Top 3 Winter Science Experiments for Little Learners
Brrrr… it’s cold outside! Winter is in full swing and that means more time inside with our children. What a good opportunity to do some STEM activities and learn how the world around us works! Check out these 3 fun science experiments from Nick Briers, the blogger behind Top Notch Play!
As parents we want our children
Hands-on experimentation will pique the curiosity of our little learners and make them excited about subjects that many of us parents dreaded when we were in school.
Why is STEM important? Well, according to the Smithsonian“ NASA plans to set foot on Mars in the next 20 years, and driverless cars are already being tested in Europe. The future is here, and it requires a citizenry fluent in science, technology, engineering, and math (STEM).”
Winter is upon us and we will have a lot of indoor time with our children. Whether it is due to sickness or winter break or bad weather we need to try and keep our kids away from their screens. Below are 3 great winter STEM experiments that will hopefully engage your children this winter season and make them excited about science.
Project #1- Ice Towers

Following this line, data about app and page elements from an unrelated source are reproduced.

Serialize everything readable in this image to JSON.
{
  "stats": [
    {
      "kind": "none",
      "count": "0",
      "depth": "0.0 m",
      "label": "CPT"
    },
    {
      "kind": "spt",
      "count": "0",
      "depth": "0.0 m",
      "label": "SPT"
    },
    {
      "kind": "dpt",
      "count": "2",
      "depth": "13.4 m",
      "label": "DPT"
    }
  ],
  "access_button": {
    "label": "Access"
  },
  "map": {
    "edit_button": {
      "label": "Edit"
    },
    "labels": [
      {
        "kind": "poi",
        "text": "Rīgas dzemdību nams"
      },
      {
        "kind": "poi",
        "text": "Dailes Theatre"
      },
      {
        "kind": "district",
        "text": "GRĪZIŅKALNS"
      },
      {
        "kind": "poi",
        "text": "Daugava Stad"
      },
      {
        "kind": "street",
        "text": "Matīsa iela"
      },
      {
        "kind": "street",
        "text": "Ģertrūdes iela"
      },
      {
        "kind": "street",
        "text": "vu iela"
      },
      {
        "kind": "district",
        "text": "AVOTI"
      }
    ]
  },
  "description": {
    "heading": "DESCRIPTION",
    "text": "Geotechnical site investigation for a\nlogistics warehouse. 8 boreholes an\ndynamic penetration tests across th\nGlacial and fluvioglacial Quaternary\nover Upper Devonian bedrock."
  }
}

This project will blow your child’s mind. Through crystallization, you will be able to make ice grow in real time. Your child can pretend that he is Frozone from The Incredibles.
- Bottled water- The water must be bottled and not tap water.
- Food Coloring – Optional
- Cup of Ice
- Large Plastic Basin
1. Optional step- Place a few drops of food coloring into the bottled water and mix before freezing. This way your child can build different colored ice towers.
2. Place the sealed bottled waterinto the freezer and lay it down horizontally. My freezer dial was at a level 5 out of 7. Freeze for between 1.5 to 2.5 hours. Freezer strengths vary. Thistook my freezer 2.5 hours. The water should be cold, but not frozen. You wantthere to be small flakes of ice just barely starting to form in the bottle.
3. Gently remove the bottles from the freezer. Be careful not to shake or bump the bottles as this will cause the water to turn to ice.
4. Place the cup of ice into the large plastic bin. The plastic bin will prevent water from splashing everywhere.
5. Slowly pour a steady stream of the nearly frozen water over the ice and it will start to grow! If little columns of ice don’t start forming immediately then you need to place your bottled water back into the freezer for another 5-10 minutes.
Nucleation happened. Nucleation is the beginning of chemical or physical changes at discrete points in a system, such as the formation of crystals in a liquid. Pouring nearly frozen water onto the ice gives the water something to attach to and forms ice crystals. Science rocks!!
Project # 2- Holiday Slime
Your kids will create a polymer slime that is a winter color. This is NOT EDIBLE!!! But it is incredibly fun to play with.
- 4 oz of school grade glue (Elmer’s)
- 1/2 Tablespoon of baking soda
- Several drops of food coloring
- 1 Tablespoon of contact lens solution
1. Squirt the glue into a bowl.
2. Add in the baking soda and mix thoroughly.
3. Add in the food coloring and mix thoroughly.
4. Add the contact lens solution and mix until the slime begins to get firm.
5. Remove slime from the bowl and knead and stretch with your hands.
6. If the slime is too sticky, add another 1/4 tablespoon of contact lens solution.
7. Have fun!!
Chemistry happened. Mixing the glue, baking soda and contact lens solution created a chemical reaction and changed the nature of the glue from a liquid to a polymer. A polymer is unique because it has the qualities of both a solid and a liquid. They can bend and stretch without breaking apart. Science Rules!!
Project #3- Colorful Milk Magic
So, you are stuck inside, and the snow is falling. It is time to perform a great science experiment at your kitchen table. Your children will love that they are using science to create something beautiful. It is a merging of science and art.
- Baking Sheet or Dish with High Edges
- Whole Milk
- Food Coloring
- Dish Soap
1. Pour the milk into the baking sheet until it comes a little over halfway up the sides.
2. Add 6-8 drops of food coloring into the milk.
3. Add a drop of the dish soap ontop each of the food coloring drops. The food coloring drops should really expand.
4. Take the toothpick and use it to spread the colors around the baking sheet.
5. Create a beautiful design.
A chemical reaction. The dish soap started to break the protein in the milk away from the fat. The soap is attracted to the fat and causes the explosion in color. Science Rocks!!
All the experiments above were “hands-on” learning. If we can get our children excited about learning via experimentation, then hopefully they will be willing to learn the theory and behind the experiments when they get older.
Nick Briers is an expat stay at home dad who homeschools his two children ages 8 and 6. He is a promoter of active outdoor play activities at topnotchplay.com.